▶ TRY IT: Scan the records below and copy every line that contains the string "Spots".

▶ DATA FOR THIS EXERCISE:
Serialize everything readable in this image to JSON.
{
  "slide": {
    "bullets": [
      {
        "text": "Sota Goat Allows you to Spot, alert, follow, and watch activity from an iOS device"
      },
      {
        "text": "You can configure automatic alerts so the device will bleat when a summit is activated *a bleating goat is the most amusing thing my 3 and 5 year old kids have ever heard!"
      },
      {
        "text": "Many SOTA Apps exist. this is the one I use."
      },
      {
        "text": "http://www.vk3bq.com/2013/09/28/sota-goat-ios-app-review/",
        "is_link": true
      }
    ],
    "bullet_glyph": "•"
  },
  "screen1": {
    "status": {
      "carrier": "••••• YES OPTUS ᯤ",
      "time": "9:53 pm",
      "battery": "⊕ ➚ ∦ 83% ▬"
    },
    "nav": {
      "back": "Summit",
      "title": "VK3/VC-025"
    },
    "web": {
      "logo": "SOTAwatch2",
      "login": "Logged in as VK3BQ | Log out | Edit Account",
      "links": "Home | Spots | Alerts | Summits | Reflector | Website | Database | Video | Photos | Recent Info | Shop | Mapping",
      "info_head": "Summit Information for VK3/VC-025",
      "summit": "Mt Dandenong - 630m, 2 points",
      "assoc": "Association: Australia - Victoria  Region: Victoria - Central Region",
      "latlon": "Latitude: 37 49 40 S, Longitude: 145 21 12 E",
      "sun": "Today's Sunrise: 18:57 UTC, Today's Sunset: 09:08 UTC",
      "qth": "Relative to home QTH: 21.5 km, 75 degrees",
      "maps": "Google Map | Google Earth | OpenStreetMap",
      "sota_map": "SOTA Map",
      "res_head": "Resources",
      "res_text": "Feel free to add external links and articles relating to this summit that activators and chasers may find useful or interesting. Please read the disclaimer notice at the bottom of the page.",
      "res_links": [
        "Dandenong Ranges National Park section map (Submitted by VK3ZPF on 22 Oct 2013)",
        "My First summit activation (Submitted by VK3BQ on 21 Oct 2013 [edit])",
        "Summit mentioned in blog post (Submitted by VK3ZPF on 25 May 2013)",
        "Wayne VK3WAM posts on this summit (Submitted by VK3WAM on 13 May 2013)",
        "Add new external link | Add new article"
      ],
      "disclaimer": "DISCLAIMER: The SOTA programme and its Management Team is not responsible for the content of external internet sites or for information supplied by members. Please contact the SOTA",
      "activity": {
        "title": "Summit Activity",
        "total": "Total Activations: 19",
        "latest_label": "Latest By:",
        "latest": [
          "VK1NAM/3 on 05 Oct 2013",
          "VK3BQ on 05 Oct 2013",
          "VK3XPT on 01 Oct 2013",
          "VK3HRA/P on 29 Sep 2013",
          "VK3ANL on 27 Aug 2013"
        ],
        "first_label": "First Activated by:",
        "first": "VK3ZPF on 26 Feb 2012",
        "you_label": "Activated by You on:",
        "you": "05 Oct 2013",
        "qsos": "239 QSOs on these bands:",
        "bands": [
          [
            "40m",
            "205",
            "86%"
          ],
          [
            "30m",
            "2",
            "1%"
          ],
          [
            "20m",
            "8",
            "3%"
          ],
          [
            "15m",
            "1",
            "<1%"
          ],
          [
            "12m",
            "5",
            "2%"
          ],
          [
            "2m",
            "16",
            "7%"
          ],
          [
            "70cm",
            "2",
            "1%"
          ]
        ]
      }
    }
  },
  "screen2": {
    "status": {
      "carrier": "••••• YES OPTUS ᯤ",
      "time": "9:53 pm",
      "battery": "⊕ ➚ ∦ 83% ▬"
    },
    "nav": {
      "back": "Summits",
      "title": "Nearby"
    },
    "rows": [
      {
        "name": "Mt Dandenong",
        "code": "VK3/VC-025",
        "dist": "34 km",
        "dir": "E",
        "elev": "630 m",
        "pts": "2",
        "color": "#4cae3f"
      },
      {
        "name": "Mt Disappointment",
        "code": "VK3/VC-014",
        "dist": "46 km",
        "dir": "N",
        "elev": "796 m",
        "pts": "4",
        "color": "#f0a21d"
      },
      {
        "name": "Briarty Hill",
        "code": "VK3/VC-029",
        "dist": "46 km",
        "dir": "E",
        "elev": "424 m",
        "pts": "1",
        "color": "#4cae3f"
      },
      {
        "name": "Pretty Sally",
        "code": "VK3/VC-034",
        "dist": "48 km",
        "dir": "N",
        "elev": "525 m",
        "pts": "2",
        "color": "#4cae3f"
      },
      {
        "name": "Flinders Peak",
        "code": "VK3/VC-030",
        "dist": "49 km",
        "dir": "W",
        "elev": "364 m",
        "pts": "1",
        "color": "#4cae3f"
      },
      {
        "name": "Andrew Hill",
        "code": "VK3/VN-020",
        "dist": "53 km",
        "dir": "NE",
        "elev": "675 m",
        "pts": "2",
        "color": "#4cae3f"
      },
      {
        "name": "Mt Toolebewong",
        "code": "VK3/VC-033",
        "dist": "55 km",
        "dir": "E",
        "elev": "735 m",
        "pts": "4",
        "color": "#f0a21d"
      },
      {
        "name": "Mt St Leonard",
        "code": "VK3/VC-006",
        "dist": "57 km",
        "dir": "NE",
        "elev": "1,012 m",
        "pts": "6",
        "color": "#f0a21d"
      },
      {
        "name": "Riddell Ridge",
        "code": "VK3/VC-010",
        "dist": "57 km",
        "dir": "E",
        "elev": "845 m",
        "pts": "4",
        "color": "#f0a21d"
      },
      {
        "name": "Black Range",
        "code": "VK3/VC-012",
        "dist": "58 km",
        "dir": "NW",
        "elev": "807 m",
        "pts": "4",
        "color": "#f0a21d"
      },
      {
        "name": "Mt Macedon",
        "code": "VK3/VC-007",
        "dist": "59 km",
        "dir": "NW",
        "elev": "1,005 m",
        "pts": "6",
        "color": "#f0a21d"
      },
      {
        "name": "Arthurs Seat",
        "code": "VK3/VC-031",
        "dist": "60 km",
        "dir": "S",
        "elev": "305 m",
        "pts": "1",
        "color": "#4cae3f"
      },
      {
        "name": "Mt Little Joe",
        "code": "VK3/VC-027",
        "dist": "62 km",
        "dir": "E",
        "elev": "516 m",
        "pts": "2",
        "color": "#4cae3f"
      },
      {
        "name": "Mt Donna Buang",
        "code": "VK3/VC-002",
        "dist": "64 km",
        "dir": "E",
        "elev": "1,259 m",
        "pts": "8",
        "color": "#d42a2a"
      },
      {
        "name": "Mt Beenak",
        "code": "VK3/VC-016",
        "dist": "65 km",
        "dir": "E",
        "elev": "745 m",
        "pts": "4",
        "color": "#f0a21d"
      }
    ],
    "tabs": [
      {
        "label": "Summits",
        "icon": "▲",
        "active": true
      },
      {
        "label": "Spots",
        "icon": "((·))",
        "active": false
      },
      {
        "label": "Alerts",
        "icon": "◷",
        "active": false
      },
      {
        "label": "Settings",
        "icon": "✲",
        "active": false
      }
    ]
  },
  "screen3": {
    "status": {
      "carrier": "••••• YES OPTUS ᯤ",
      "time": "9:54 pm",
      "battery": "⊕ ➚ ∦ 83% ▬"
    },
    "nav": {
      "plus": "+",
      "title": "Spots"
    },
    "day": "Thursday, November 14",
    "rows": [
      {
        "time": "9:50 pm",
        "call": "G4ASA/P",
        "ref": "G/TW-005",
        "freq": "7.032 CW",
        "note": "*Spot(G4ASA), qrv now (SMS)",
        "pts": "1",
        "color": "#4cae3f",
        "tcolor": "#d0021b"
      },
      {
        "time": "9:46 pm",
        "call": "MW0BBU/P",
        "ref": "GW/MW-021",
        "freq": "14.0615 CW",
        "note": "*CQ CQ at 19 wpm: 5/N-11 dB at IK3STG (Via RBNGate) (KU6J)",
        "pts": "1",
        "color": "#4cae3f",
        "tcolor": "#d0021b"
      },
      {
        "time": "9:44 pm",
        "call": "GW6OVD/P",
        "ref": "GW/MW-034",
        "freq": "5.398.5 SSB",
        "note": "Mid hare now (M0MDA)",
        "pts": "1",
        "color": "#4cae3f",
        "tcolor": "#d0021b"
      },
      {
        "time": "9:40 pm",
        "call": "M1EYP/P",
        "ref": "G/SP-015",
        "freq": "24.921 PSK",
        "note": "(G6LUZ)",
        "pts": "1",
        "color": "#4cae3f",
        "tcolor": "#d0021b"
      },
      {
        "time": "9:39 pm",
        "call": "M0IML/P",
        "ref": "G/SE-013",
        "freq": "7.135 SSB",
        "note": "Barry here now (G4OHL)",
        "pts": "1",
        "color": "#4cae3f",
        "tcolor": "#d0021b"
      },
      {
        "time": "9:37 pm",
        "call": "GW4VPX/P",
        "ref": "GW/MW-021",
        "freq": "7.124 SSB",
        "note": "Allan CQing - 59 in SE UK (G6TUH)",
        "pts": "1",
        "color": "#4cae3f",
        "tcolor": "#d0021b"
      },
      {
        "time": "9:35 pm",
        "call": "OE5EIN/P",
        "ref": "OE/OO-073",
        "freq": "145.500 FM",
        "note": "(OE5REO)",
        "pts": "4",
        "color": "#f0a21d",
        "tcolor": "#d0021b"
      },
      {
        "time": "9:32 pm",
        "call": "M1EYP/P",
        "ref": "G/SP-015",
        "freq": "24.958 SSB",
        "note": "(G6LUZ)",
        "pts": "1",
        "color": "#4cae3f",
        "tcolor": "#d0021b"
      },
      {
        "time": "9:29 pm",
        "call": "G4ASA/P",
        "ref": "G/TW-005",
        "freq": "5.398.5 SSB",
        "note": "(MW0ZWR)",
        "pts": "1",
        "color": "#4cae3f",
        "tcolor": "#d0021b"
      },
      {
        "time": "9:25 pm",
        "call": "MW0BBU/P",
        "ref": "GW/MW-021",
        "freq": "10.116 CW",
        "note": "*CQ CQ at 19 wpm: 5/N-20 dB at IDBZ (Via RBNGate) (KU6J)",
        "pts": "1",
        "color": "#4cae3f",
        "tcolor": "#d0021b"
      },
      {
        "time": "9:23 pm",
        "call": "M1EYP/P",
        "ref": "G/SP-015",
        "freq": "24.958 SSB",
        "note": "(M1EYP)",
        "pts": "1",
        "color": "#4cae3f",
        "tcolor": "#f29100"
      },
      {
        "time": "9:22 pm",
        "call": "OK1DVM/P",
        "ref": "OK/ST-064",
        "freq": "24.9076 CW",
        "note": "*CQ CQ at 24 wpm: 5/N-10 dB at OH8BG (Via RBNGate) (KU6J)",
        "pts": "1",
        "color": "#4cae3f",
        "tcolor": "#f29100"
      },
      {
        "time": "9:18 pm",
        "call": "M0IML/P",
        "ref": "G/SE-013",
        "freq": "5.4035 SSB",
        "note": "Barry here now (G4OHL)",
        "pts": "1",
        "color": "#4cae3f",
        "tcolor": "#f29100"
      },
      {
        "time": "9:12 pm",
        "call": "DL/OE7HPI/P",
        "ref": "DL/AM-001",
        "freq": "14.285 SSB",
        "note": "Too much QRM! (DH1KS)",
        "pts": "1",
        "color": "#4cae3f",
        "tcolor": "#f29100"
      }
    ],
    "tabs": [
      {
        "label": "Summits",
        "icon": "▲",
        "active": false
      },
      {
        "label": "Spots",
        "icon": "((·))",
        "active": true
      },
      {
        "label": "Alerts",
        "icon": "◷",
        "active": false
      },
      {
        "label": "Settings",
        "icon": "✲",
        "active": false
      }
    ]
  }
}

▶ TASK ANSWER:
      "links": "Home | Spots | Alerts | Summits | Reflector | Website | Database | Video | Photos | Recent Info | Shop | Mapping",
        "label": "Spots",
      "title": "Spots"
        "label": "Spots",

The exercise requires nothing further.